Terrence Cadigan: The pool was built in 1967. It has continued capital project maintenance and needs. The LAD Board needs to continue to find options to maintain and improved on Aquatic District facilities so it continues to be available for the Lebanon community.

A lot of board work revolves around funding. In general, how do you view the district’s position in this area, particularly with the difficulty in getting bond support from the community.

Terrence Cadigan: In my professional roles, I have sought, and worked with teams on locating grants to fund special projects throughout my career. I would be an active participant working with the current board in the writing of any specialized funding from grants, bonds, etc.

Kim Kendall: I agree with the large majority of voters who voted down the bond. Most people I talk with have suggested that taxing the public $10 million for basic pool repairs was far beyond what was actually required. I think many citizens suspected something else was at play because that level of funding seemed very excessive to many. Any $10 million proposal would typically have extensive project documents justifying, to the penny, how $10 million would be spent – on the pool – and nothing else. That just wasn’t there.

As stated above, we need to view the pool with more of a business mindset. Revenues-in and expenditures-out. Where can we cut and save and be good stewards of taxpayer’s money? Prudent management also requires budget set-asides every year for deferred maintenance. We cannot just burden Lebanon homeowners with more tax debt. We pay some of the highest property taxes in the state already.

What other improvements would you like to see to the district’s operations/personnel/ services?

Kim Kendall: Many people feel the Lebanon Aquatics District should never have been put under control of the Lebanon School District, which occurred several years ago. That simply linked it to school budget and other school issues.

Many think that linkage is not positive, financially or bureaucratically, and the pool could thrive without being controlled by the school district. According to the National Center for Educational Statistics, Lebanon ranks 212th out of 241 high schools in Oregon and 85% of 11th-graders cannot function at grade level in math and science. The drop-out rate is around 30%. The Lebanon School District needs to focus on getting our academic standards improved.

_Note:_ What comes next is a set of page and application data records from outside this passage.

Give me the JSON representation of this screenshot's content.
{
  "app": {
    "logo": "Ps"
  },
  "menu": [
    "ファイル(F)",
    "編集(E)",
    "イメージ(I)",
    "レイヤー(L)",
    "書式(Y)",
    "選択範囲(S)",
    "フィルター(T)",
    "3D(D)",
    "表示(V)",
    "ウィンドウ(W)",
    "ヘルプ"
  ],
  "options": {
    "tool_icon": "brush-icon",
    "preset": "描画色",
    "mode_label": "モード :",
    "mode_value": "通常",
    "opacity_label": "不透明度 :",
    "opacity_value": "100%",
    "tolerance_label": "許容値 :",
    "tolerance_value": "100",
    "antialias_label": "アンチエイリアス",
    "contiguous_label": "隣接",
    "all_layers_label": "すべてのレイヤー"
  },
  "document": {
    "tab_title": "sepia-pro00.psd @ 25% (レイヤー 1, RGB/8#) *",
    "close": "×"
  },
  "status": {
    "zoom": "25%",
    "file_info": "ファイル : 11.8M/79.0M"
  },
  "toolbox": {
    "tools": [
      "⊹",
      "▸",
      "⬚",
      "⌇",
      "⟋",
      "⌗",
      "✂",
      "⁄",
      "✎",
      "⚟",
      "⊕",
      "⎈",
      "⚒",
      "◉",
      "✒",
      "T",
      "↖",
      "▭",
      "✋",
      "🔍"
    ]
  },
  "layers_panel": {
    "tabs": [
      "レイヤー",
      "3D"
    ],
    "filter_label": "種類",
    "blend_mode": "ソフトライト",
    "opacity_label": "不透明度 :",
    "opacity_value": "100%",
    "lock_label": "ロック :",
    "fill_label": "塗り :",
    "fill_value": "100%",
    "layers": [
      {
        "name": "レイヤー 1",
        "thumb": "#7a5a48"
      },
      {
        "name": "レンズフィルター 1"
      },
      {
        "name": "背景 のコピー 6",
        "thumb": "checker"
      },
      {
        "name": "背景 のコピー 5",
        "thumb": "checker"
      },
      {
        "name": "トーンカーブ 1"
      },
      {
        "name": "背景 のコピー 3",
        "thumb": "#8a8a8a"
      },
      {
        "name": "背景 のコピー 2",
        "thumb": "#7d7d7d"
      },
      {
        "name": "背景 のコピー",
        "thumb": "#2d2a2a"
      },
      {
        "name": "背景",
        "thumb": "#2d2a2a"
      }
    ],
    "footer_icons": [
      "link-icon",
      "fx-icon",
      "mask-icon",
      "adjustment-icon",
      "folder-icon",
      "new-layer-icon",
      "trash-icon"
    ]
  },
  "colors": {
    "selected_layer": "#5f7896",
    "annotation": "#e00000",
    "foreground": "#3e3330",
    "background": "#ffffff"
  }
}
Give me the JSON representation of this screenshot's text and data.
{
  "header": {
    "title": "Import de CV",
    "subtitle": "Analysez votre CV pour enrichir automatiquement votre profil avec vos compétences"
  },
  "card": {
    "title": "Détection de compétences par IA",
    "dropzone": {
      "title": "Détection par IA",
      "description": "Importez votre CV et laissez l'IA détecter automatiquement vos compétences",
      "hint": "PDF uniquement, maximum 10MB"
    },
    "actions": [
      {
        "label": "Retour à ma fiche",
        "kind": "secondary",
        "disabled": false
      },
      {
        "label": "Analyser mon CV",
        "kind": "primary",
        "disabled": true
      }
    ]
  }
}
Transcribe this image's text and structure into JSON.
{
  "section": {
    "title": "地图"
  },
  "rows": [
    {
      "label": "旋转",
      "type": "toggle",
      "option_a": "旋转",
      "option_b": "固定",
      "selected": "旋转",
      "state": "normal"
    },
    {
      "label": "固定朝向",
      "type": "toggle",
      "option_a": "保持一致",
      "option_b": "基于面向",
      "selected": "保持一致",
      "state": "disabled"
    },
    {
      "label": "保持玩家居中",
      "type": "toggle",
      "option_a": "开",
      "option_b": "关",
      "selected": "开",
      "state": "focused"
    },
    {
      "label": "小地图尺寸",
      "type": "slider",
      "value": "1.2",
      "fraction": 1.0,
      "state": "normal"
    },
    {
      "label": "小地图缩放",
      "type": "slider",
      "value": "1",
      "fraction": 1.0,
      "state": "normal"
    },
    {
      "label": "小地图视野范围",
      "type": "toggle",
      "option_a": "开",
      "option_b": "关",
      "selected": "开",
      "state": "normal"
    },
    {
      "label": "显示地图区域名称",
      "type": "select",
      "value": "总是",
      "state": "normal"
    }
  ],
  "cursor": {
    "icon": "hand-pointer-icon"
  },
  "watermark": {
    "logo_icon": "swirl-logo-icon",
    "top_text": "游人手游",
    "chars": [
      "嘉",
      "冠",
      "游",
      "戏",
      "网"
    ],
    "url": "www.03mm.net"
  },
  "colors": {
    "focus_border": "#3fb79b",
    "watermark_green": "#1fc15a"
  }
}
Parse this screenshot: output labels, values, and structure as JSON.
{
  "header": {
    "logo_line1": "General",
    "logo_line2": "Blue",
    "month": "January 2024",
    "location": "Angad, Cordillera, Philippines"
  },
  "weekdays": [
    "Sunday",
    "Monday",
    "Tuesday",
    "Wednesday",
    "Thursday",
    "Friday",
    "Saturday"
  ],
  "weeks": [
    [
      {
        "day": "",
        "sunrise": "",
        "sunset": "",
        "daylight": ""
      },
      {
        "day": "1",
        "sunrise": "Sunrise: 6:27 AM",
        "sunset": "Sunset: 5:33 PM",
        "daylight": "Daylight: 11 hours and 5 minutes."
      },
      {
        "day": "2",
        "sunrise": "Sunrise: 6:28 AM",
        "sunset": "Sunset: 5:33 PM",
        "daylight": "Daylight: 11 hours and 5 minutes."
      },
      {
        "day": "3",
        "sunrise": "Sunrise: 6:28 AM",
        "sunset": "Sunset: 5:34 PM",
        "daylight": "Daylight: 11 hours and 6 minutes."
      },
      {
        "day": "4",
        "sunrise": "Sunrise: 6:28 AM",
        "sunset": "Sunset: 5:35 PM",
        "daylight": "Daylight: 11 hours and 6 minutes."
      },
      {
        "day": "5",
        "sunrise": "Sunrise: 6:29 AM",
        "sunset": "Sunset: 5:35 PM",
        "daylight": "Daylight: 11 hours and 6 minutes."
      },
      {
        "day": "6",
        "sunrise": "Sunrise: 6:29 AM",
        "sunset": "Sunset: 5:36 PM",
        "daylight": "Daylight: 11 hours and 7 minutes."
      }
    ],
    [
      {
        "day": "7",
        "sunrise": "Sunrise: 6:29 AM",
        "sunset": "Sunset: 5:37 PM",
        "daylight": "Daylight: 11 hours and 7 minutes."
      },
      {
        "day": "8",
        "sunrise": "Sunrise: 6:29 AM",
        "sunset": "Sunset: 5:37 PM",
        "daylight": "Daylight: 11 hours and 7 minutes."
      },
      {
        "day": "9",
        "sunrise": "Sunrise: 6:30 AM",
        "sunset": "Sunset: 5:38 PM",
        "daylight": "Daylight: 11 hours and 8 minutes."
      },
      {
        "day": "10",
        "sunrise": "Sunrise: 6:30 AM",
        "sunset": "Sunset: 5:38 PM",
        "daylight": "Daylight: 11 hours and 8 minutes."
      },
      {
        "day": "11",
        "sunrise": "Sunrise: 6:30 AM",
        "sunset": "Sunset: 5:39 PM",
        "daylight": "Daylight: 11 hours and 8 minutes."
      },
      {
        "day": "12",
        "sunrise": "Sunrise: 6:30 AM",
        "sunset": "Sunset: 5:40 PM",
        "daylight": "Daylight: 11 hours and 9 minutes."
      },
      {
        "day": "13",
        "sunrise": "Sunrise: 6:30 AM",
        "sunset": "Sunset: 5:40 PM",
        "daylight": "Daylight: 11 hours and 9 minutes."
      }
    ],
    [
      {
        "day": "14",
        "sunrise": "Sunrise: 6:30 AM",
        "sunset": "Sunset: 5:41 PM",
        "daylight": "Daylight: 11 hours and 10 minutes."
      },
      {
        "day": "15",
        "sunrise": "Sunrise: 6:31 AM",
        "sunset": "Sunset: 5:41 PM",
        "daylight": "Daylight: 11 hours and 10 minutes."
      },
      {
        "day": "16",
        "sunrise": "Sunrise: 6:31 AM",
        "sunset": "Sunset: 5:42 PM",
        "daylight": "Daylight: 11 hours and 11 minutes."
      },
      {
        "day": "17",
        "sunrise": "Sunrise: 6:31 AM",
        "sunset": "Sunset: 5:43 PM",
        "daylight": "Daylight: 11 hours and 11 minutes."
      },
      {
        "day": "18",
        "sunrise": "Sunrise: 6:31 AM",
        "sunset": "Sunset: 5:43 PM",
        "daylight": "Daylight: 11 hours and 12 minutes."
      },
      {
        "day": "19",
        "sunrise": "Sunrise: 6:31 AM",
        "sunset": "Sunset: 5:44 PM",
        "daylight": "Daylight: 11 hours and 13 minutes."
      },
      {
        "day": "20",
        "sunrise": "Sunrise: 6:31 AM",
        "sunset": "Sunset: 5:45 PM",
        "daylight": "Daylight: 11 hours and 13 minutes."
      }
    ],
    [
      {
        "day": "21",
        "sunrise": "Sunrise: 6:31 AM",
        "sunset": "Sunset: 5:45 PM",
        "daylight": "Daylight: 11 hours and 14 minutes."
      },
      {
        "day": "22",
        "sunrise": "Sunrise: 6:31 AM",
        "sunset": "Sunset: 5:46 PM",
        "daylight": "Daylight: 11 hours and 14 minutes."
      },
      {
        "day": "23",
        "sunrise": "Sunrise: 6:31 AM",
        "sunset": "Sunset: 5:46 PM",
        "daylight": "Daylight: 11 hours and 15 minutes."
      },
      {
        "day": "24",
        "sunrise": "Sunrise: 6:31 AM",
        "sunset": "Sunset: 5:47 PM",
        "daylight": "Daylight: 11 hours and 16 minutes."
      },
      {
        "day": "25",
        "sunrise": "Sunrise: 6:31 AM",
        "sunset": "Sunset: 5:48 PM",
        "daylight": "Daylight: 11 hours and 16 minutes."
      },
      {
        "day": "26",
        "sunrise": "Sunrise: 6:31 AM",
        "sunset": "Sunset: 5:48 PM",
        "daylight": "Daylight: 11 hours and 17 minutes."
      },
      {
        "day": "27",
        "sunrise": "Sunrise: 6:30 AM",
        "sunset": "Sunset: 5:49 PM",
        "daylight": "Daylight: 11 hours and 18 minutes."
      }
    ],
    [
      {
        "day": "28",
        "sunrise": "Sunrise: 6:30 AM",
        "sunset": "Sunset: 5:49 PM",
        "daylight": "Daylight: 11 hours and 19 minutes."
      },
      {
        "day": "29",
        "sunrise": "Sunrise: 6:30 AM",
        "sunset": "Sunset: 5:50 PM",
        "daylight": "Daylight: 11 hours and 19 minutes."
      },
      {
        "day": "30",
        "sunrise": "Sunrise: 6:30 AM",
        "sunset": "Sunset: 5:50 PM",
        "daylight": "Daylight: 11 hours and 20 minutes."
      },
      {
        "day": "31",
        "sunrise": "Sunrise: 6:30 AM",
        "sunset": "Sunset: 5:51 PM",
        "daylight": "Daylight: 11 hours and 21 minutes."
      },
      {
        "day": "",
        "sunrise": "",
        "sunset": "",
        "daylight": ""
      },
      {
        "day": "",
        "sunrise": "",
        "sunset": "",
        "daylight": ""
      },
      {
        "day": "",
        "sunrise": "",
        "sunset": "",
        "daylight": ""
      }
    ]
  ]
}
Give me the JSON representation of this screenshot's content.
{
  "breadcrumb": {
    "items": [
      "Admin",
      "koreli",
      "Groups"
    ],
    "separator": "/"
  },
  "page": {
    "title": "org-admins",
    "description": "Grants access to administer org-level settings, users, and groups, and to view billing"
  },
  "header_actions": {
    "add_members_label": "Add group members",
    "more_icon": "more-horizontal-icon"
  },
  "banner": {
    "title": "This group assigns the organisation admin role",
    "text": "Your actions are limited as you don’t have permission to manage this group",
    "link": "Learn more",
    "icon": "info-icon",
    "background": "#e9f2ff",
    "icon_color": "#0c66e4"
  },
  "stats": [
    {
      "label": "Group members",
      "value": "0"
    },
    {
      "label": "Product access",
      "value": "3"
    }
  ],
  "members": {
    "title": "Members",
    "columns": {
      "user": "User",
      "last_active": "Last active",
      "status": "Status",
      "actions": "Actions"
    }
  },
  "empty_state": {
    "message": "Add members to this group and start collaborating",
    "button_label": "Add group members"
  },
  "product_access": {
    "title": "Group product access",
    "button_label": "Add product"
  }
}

Let the aquatic district focus on keeping the pool above water. That will be a win-win for Lebanon taxpayers, parents and students.

Terrence Cadigan: Assist the board and staff directions in providing pool options for all community users of the pool.

– Increase swimming and recreational options during open swim times on the schedule.

– To help locate and budget funding for locker room improvements.

– To continue to find strategies to involve community members who cannot afford memberships.

In addition to any of the issues already touched on, what do you consider the biggest challenge(s) facing Lebanon Aquatics District? As briefly as possible, how would you address it/those?

Terrence Cadigan: N/A

Kim Kendall: It would be irresponsible of me to speculate on how to address future issues prior to being elected and before doing a top-down analysis of financial and policy concerns before being elected. At this time, I think myself in Position 3, Jereme Guenther in Position 1 and Mark McAllister in Position 2. Are dedicated and ready to do a top-down review and get the Lebanon Aquatic District back on track as a great community asset.